State Assembly member Nava, welcome to Democracy Now! How does the BP spill relate to what is happening here in California?
ASSEMBLY MEMBER PEDRO NAVA: Well, thank you for having me on.
And I think the implications are clear. If this spill had happened on the California coast, we wouldn’t be talking about how long it would take to reach our beaches. It would already be there. And all of the efforts at cleanup would be mirrored again in California.
And I think what the BP spill shows us is that the oil company, when they talk about their current technology, they refer to the 1969 Santa Barbara spill as, you know, that was stone-age technology, things are so much better now. So we’re supposed to believe that they have Starship Enterprise efforts. And they’re bleeding 5,000 barrels a day. So things haven’t gotten any better with the oil industry. There is no such thing as state of the art. In fact, that should be seen as the new industry obscenity, because every time they have a spill, they talk about how it was state of the art. So we don’t understand why there is such a strong push to drill in California Sanctuary Act waters, and we’re going to continue to fight it.
AMY GOODMAN: President Obama, his policy opening up the water for offshore drilling, has this surprised you? And how does it compare to the Bush policy?

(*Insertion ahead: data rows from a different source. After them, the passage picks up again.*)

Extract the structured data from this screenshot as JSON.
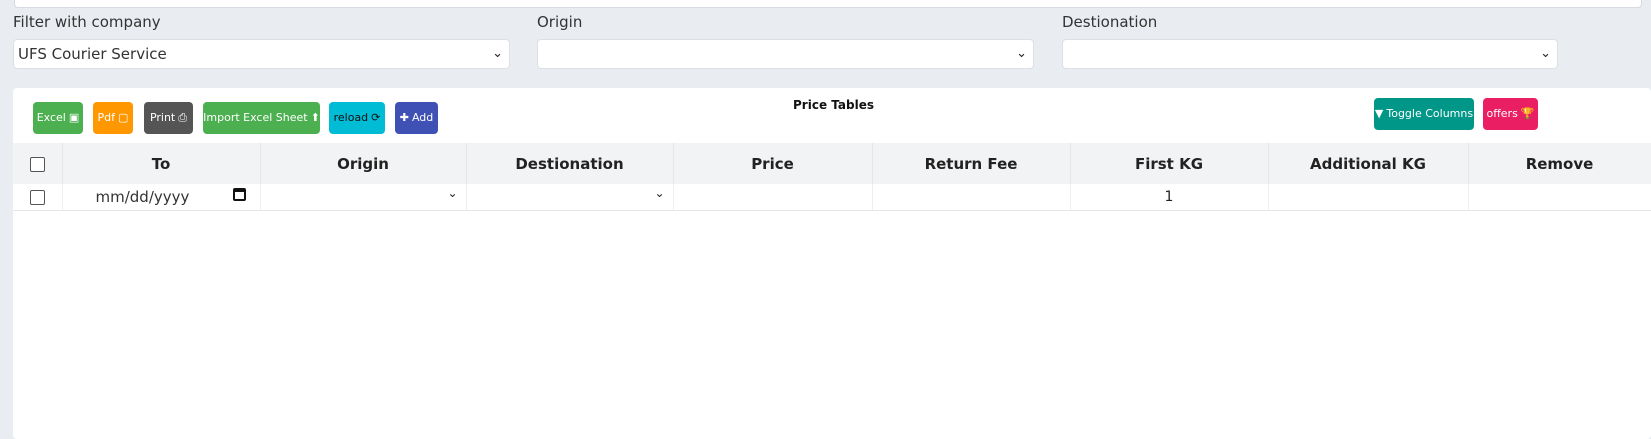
{
  "filters": {
    "company": {
      "label": "Filter with company",
      "value": "UFS Courier Service"
    },
    "origin": {
      "label": "Origin",
      "value": ""
    },
    "destination": {
      "label": "Destionation",
      "value": ""
    }
  },
  "toolbar": {
    "excel": "Excel",
    "pdf": "Pdf",
    "print": "Print",
    "import": "Import Excel Sheet",
    "reload": "reload",
    "add": "Add",
    "toggle_columns": "Toggle Columns",
    "offers": "offers"
  },
  "table": {
    "title": "Price Tables",
    "columns": [
      "To",
      "Origin",
      "Destionation",
      "Price",
      "Return Fee",
      "First KG",
      "Additional KG",
      "Remove"
    ],
    "row": {
      "date_placeholder": "mm/dd/yyyy",
      "first_kg": "1"
    }
  },
  "colors": {
    "excel": "#4caf50",
    "pdf": "#ff9800",
    "print": "#555555",
    "import": "#4caf50",
    "reload": "#00bcd4",
    "add": "#3f51b5",
    "toggle": "#009688",
    "offers": "#e91e63"
  }
}
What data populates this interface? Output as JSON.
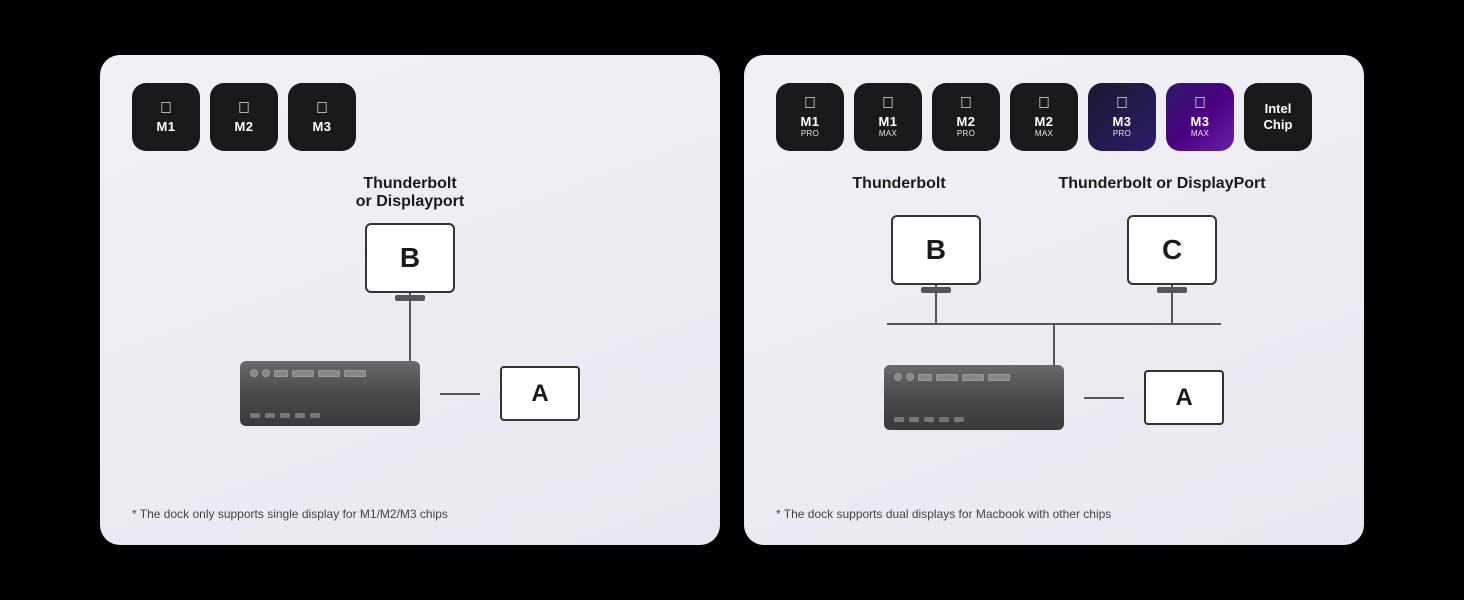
{
  "panels": [
    {
      "id": "single",
      "chips": [
        {
          "label": "M1",
          "sub": "",
          "class": "m1"
        },
        {
          "label": "M2",
          "sub": "",
          "class": "m2"
        },
        {
          "label": "M3",
          "sub": "",
          "class": "m3"
        }
      ],
      "display_label": "Thunderbolt\nor Displayport",
      "monitor_b_label": "B",
      "laptop_a_label": "A",
      "footnote": "* The dock only supports single display for M1/M2/M3 chips"
    },
    {
      "id": "dual",
      "chips": [
        {
          "label": "M1",
          "sub": "PRO",
          "class": "m1-pro"
        },
        {
          "label": "M1",
          "sub": "MAX",
          "class": "m1-max"
        },
        {
          "label": "M2",
          "sub": "PRO",
          "class": "m2-pro"
        },
        {
          "label": "M2",
          "sub": "MAX",
          "class": "m2-max"
        },
        {
          "label": "M3",
          "sub": "PRO",
          "class": "m3-pro"
        },
        {
          "label": "M3",
          "sub": "MAX",
          "class": "m3-max"
        },
        {
          "label": "Intel\nChip",
          "sub": "",
          "class": "intel"
        }
      ],
      "label_b": "Thunderbolt",
      "label_c": "Thunderbolt or DisplayPort",
      "monitor_b_label": "B",
      "monitor_c_label": "C",
      "laptop_a_label": "A",
      "footnote": "* The dock supports dual displays for Macbook with other chips"
    }
  ]
}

ASSEMBLY MEMBER PEDRO NAVA: Well, we were extremely disappointed. And we’re not very happy that he threw the California coast a bone by saying that we’re going to be off limits until 2017. We should be moving away from a reliance on fossil fuels. And if we learn anything from this newest spill, there’s nothing safe about trying to do it. I mean, if we were to just increase fuel efficiency by very, very limited measures, we could significantly reduce oil consumption. In fact, if we were to increase fuel efficiency by a mere four percent a year, we could reduce oil consumption by 2.5 million barrels a day. That’s the goal and the direction that we should be headed, not giving the blessing for new drilling anywhere.
AMY GOODMAN: You are holding a hearing today, State Assembly member Nava?
ASSEMBLY MEMBER PEDRO NAVA: Yeah, the timing is rather propitious. In California, I’m the chair of the Assembly Committee on Environmental Safety and Toxics, and we have a number of communities in our state who are threatened by offshore oil drilling, as well as onshore oil drilling. And in my hearing today, we’re going to talk to some of the people who will be responsible for clean-up, should and when we have an incident like this in California, because I don’t care what anybody says, it’s not a question of "if" you’re going to have a spill, it’s a question of "when" you have them, because we always will. And there are at least three communities in my state that have been overwhelmed by Big Oil and their money and their politics and their influence. And I’m going to give them an opportunity to talk about the consequences to the residents of the places where they live when the city officials are trying to protect their health and their safety.
AMY GOODMAN: Well, I want to thank you both for being with us, California State Assembly member Pedro Nava, speaking to us here in California in Santa Barbara. And thank you very much to Richard Charter, who is with Defenders of Wildlife here in the state.